Shell-shocked. What the fuck happened?
I saw the bus carrying Ralph off to look for work.
I stepped in front of it.


Katherine Mercurio Gotthardt said...

Holy shit. That's some powerful imagery you've got going on, Dive. Poetry.

I've been reading a book that I don't care for, but it has imagery like yours, and that's what saves the book. Your characters are far better already, though. I care about them. Who are these people?

This would make an outstanding novel--if you could stand to write it.

Scout said...

What a powerful story, Dive. You've captured the desperation and hopelessness so many people feel these days. They've had the rug pulled out from under them, and they're left standing there wondering "what the fuck happened."

Now, look what you've made me say.

dive said...

Katherine: you are too, too kind as always.
I'm afraid I've been down in the dumps just lately and this is the sort of thing that leaks out. I hate feeling that way so I hope I won't be writing a follow-up.

Robyn: Yes indeedy, those hard-working and intelligent bankers sure do deserve their multi-million dollar bonuses. I'm sure all the Ralphs of the world are really grateful to them.
I must confess it's good to provoke another F-word from you. Hee hee.

Katherine Mercurio Gotthardt said...

I'm sorry you're feeling down, Dive : ( It's not a good place to be. But you've translated the darker side of the human condition into some good writing. I find writing kind of therapeutic in that way--turn the blues into something else.

Does your music reflect when you are in moods like these?

dive said...

Boy howdy, Katherine; you would really not believe how much it affects my playing.
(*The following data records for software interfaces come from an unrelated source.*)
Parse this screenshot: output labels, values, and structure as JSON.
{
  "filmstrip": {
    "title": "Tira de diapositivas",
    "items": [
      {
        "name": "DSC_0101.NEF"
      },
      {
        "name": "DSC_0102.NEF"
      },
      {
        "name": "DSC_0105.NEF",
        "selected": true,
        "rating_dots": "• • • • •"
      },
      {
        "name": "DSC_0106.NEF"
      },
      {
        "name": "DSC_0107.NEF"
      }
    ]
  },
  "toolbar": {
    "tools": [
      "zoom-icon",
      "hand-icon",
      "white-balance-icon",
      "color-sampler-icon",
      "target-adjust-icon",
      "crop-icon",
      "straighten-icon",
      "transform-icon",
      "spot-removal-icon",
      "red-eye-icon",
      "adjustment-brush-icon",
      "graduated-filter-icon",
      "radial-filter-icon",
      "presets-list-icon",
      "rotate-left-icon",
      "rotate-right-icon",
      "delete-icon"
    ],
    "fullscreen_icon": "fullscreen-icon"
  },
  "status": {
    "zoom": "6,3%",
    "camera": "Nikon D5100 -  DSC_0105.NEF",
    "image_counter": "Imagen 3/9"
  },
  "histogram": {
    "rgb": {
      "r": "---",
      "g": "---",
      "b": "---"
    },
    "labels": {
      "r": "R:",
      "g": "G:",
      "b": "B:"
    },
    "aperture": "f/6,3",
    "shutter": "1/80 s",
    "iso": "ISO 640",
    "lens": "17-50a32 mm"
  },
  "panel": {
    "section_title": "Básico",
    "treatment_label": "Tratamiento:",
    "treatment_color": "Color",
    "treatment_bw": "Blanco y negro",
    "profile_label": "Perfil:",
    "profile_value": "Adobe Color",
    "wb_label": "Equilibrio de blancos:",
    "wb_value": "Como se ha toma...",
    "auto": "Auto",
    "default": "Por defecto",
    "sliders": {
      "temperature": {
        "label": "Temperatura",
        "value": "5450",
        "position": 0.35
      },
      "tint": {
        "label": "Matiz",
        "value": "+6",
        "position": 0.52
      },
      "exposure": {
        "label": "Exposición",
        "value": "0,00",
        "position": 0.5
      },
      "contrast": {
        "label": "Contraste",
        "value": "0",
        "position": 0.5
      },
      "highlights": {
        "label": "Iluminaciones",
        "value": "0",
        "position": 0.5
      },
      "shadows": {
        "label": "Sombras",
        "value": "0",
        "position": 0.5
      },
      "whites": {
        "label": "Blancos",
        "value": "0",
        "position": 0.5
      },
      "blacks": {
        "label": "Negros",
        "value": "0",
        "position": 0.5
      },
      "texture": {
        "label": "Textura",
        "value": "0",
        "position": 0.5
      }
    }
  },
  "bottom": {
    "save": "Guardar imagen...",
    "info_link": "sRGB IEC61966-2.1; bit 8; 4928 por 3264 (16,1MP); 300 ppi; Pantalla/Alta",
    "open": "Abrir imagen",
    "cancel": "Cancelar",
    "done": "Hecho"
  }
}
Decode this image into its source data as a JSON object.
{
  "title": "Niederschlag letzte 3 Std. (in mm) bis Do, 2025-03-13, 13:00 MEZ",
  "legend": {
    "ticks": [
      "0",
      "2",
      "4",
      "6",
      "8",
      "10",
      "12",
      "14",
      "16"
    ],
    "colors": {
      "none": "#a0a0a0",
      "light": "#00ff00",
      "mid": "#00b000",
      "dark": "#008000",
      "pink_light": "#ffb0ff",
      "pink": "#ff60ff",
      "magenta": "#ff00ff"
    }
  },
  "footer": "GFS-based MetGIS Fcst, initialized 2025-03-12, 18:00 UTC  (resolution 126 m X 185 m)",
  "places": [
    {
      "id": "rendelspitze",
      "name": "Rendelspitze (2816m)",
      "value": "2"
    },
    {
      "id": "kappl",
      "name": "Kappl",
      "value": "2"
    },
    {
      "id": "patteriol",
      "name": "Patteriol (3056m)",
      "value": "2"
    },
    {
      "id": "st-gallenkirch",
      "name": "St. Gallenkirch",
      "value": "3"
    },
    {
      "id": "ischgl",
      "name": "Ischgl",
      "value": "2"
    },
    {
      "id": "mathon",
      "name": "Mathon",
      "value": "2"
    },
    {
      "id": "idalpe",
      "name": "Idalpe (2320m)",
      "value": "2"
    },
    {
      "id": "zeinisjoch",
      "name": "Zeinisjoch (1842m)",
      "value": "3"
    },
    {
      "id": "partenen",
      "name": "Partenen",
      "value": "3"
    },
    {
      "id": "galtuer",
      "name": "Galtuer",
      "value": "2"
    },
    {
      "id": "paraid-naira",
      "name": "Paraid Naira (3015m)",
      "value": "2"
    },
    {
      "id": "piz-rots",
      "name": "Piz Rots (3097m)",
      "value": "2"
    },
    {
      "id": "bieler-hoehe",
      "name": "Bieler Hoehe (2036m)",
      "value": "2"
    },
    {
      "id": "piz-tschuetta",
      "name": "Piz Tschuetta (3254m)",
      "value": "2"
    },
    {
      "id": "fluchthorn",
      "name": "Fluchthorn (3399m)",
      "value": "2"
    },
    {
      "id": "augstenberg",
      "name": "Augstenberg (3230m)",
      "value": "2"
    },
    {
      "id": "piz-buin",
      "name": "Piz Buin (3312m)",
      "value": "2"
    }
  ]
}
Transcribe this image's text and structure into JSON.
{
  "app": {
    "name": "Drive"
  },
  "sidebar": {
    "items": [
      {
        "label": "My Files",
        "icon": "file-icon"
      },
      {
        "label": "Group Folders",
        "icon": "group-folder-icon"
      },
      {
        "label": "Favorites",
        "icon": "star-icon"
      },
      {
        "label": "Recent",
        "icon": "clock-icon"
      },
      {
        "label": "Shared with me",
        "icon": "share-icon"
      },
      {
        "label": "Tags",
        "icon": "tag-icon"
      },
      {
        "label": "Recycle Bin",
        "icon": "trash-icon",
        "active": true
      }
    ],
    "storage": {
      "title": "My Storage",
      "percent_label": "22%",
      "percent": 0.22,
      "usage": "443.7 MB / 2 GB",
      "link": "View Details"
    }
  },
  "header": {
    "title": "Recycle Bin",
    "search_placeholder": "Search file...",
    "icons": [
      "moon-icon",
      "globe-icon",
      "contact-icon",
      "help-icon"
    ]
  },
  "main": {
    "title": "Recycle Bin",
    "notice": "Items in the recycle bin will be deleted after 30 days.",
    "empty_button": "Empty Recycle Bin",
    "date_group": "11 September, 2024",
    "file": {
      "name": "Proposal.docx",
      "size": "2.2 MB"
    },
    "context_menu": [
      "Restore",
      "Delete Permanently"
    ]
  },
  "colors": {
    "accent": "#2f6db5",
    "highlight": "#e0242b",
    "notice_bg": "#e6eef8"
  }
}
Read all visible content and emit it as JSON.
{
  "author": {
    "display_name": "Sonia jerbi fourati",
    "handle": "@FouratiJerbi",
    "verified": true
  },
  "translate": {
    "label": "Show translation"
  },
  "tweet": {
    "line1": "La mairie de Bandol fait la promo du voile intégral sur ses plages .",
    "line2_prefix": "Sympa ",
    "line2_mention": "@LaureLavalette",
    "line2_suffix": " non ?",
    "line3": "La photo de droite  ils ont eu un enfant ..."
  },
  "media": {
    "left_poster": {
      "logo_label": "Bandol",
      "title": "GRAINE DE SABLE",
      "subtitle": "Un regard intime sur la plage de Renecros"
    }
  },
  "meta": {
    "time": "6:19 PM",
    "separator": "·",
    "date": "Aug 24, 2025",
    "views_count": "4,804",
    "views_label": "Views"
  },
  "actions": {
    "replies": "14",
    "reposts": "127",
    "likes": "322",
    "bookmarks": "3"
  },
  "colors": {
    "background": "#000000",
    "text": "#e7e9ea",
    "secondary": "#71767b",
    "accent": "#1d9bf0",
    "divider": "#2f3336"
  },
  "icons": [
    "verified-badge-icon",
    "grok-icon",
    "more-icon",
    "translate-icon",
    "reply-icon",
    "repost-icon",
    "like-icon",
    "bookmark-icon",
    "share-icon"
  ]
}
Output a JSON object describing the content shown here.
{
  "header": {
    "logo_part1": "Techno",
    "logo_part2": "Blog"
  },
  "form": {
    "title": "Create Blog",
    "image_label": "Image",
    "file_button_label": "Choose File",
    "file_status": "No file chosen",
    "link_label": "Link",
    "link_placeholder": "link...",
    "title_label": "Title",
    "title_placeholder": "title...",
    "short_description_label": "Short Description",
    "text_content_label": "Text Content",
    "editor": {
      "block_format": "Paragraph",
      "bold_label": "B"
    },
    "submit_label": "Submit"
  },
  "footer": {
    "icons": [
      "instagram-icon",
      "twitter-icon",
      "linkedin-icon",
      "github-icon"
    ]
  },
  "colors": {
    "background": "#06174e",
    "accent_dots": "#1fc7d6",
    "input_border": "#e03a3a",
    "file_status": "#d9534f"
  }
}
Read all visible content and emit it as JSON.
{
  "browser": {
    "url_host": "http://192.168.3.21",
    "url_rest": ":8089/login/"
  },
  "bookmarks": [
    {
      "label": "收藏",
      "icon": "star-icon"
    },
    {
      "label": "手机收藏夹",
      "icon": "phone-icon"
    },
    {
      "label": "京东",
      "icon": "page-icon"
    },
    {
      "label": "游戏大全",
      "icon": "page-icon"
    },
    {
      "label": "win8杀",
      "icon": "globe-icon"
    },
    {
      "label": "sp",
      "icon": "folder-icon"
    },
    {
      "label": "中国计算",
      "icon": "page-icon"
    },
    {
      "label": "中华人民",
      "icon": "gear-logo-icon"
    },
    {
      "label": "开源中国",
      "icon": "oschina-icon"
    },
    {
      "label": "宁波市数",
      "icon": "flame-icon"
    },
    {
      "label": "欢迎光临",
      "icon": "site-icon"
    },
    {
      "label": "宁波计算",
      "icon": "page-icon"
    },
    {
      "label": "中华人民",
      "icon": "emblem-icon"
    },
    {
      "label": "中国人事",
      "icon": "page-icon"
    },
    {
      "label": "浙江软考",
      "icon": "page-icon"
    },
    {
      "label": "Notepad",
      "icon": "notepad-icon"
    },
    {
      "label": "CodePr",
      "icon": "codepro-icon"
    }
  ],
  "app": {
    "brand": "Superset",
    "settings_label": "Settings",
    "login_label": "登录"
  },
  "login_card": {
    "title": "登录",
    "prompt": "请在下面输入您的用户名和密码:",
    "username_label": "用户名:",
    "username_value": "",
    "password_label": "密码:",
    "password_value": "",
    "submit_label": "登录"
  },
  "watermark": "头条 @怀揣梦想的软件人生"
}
I hate being down but listening back to recordings I play all my best and most intense stuff when I feel at my crappiest.
Hey ho.

Katherine Mercurio Gotthardt said...

"I play all my best and most intense stuff when I feel at my crappiest."

Ain't that the way it goes? I think sometimes the reason is those emotions are so intense and art is such good therapy. When we are in good moods, we sometimes don't write or practice our art because we are out doing other things or..

I don't want to give the impression we have to be the stereotypical depressed artist to be good at what we do. I think that can be an unhealthy belief, too.

However, we can't ignore the obvious--that we're often artistically strong when we feel the most vulnerable. Not everyone can say that because often depression shuts people down completely. But people like you and me...we have our art, and for that, I am thankful.

dive said...

Me too, Katherine. That's why I never take medication when I'm depressed; it dulls the creativity.
Still, it's a bummer of a trade-off: felling crappy and coming out with your best work. Oh, well.

MmeBenaut said...

After the first line, I had to get up and put something warmer on, before I continued reading. Yep, I felt the chill.
As for a follow up, one would have to assume that your character survived walking in front of Ralph's bus.
Your bleak descriptions are very powerful Dive - you really take the reader with you. I've not met too many people with as many amazing talents as you have so I can only blame the weather for bringing you down. The good thing is that the sun always shines - eventually. It's the waiting for it that is the killer. Makes me want to stay in bed all day sometimes.
I liked the political statements about the housing too - I was picturing Detroit or Chicago, with the winds off Lake Erie. Greed is such a curse isn't it?
Anyway my dear friend, thank you as always for a superb piece of entertainment. I wish you'd write a couple of dozen books so I could buy them all and then tuck in next winter. You could invest in a dictaphone and just spill it out and have someone else type the first draft and then just edit. Makes writing a bit speedier than in Dickens' time. lol

dive said...

Mme: I really wish I had the talent (and the patience) to write more than 500 words at a time.
As for the chill, coming back from the village shop in the freezing sleet to be greeted by those horrid scabs of sharp old icy snow on my front lawn under a sky like a sagging wet duvet kind of wrote the first part for me. Hee hee. You are so lucky with your winters.
Something happier (or at least sillier) for next week's story.